“The flight to home ownership could be reduced,” he said. “In the past the young people who were stretching themselves out to buy a home always considered that they got a tax write off on mortgage interest. This could be a factor in whether they will consider home ownership.”

Jim Lawrence, a partner and CPA at Traphagen Financial Group in Oradell, agreed that residents should pay state and local taxes before the end of the year in order to get the current deductions, but said his firm is recommending to clients that they pay their estimated state taxes for the first quarter of 2018.

By doing so, residents would get a voucher for the first quarter before the new tax law kicks in, thereby allowing them to get a deduction on those taxes next year under 2017 tax laws.

“So the 2018 voucher is a new concept,” said Lawrence. “So the worst-case scenario is that no legislation goes through, but you’d still getting that deduction for first quarter of 2018. I don’t think there’s anything lost by doing it. We’re talking about $2,000 to $4,000 [in tax returns] that they might not ever see again,” he said.

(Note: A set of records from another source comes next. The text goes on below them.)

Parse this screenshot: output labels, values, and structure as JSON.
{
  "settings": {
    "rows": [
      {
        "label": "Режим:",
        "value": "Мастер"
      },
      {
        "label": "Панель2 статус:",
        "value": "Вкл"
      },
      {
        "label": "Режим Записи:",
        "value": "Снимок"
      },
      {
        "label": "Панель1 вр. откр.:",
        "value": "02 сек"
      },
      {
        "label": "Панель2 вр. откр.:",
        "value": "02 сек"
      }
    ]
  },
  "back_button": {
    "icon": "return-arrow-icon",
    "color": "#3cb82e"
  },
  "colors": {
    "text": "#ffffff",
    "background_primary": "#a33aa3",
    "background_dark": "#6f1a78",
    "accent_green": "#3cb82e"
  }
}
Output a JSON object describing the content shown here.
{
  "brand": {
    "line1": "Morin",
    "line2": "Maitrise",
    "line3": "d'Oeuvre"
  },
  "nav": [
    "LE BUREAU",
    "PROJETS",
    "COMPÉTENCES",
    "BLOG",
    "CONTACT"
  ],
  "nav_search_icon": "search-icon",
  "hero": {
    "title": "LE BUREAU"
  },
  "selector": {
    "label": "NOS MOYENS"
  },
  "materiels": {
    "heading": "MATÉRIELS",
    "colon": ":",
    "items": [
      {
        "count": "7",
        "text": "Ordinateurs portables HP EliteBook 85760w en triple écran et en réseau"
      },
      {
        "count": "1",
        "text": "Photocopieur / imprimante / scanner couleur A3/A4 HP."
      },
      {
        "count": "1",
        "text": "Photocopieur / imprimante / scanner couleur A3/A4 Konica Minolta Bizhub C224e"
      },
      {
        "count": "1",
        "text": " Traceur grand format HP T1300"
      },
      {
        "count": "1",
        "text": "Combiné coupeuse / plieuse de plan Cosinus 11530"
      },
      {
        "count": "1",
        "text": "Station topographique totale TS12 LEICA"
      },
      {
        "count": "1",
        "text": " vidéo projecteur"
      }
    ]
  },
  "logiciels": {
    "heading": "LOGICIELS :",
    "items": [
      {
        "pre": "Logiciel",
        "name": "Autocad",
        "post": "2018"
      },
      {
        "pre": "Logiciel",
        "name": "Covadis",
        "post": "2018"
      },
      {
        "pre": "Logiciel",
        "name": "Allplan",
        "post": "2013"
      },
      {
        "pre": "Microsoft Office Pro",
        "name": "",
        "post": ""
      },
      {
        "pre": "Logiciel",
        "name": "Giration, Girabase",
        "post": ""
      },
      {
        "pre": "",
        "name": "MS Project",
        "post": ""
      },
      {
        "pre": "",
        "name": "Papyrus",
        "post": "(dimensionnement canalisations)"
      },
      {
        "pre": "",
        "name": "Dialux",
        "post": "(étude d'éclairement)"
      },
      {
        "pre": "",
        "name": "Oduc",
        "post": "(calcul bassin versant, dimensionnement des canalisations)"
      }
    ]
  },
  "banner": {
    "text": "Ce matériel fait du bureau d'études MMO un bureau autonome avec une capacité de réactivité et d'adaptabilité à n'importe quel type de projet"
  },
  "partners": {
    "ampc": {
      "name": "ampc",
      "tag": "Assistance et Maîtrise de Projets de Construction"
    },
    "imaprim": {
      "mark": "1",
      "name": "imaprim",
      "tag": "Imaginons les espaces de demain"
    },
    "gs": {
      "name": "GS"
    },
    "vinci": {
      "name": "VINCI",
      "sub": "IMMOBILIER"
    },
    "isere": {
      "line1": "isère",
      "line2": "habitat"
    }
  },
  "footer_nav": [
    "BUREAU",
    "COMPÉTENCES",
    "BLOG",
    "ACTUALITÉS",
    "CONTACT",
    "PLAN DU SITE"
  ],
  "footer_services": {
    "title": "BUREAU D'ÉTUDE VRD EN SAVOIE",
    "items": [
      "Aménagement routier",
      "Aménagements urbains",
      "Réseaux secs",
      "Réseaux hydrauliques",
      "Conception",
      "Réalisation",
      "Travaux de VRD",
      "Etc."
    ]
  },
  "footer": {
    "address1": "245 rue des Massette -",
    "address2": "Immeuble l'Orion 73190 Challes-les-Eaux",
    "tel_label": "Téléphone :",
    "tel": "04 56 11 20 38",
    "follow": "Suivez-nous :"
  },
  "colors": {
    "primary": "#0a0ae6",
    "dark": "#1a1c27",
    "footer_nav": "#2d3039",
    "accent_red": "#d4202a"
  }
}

Posted in New Jersey Real Estate, Politics, Property Taxes | 169 Comments

Hey Murphy – want to stick it to Trump?

From Bloomberg:

These Are the Tricks States May Use to Get Around the SALT Deduction

Exploiting tax loopholes is a sport associated with rich people and their fancy accountants. State governments may have to start getting fancy, too.

Republican Senate and House negotiators in Washington agreed last week on a $10,000 cap on state and local tax deductions, or SALT. In high-tax states, that’s bad news. Personal taxes are poised to rise for 13 percent of New Yorkers and 11 percent of California and New Jersey residents, according to an analysis by left-leaning Institute on Taxation and Economic Policy, conducted after the bill’s final details were announced.

Financial planners and law professors to the rescue. It’s possible, they say, to concoct workarounds, like replacing income tax with payroll tax, and turning state tax into charitable donations. Far-fetched? Perhaps. But tax experts are already formulating ways to stop the feds from grabbing more take-home pay from Californians, New Yorkers and New Jerseyans while folks across America buy boats with the money they save.

“There are many hundreds of billions of dollars on the table over the next decade,” said David Kamin, a New York University School of Law professor. “There’s a lot of incentive for states to shift into forms of taxation that remain deductible.”

One tactic: Allow residents to make charitable gifts to the state instead of paying income tax.

That would involve legislators encouraging residents to donate to, say, New Jersey (insert quip here), instead of paying income taxes. The self-interested philanthropists who took up the state on the offer would receive a state income-tax credit for the full amount of their gift, which would qualify for a federal deduction.

Wealthy taxpayers already use a similar ploy in 18 states that offer at least partial tax credits in return for donations to nonprofits that grant tuition vouchers to private and religious schools. It especially appeals to affluent filers who pay the alternative minimum tax, which doesn’t allow them to claim deductions for state and local levies.

The charitable-gift gambit isn’t the only potential loophole. States could quit relying on income tax, paid by individuals, and switch to payroll taxes, levied on employers, according to a Dec. 7 report, “The Games People Play,” by a group of tax experts that includes Kamin and Shanske.

If employers pay the payroll tax and reduce employees’ salaries by the same amount, workers wouldn’t have to deduct anything and would wind up being paid the same amount. That would allow states to collect the same revenue while preserving individuals’ deductions on federal returns.

The tactics amount to a zero-sum game between state and federal governments. To the degree that statehouses succeed in clawing back part or all of their SALT deductions, federal tax collectors would miss out on revenue they’re depending on to fund the corporate tax cuts at the center of the overhaul plan.

“The question is,’’ Davis said, “how far are the states going to push the envelope?”

Posted in National Real Estate, New Jersey Real Estate, Politics, Property Taxes | 185 Comments